Stored items:
:::

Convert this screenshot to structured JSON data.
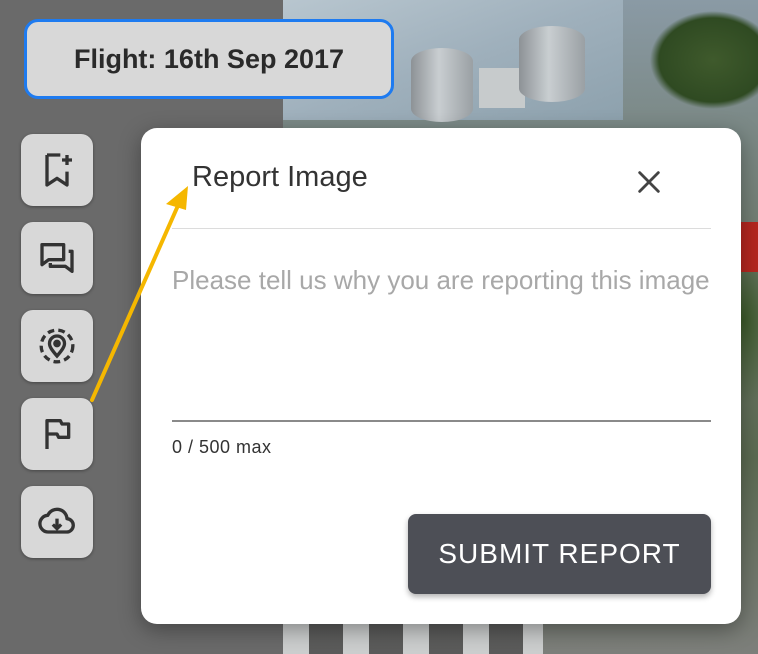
{
  "flight": {
    "label": "Flight: 16th Sep 2017"
  },
  "toolbar": {
    "items": [
      {
        "name": "bookmark-add",
        "icon": "bookmark-plus-icon"
      },
      {
        "name": "comments",
        "icon": "chat-icon"
      },
      {
        "name": "location",
        "icon": "location-pin-icon"
      },
      {
        "name": "report",
        "icon": "flag-icon"
      },
      {
        "name": "download",
        "icon": "cloud-download-icon"
      }
    ]
  },
  "dialog": {
    "title": "Report Image",
    "placeholder": "Please tell us why you are reporting this image",
    "counter": "0 / 500 max",
    "submit_label": "SUBMIT REPORT"
  },
  "colors": {
    "accent_border": "#1e7bf0",
    "annotation_arrow": "#f5b700",
    "submit_bg": "#4d4f56"
  }
}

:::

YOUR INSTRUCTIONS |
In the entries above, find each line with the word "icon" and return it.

ANSWER AREA |
        "icon": "bookmark-plus-icon"
        "icon": "chat-icon"
        "icon": "location-pin-icon"
        "icon": "flag-icon"
        "icon": "cloud-download-icon"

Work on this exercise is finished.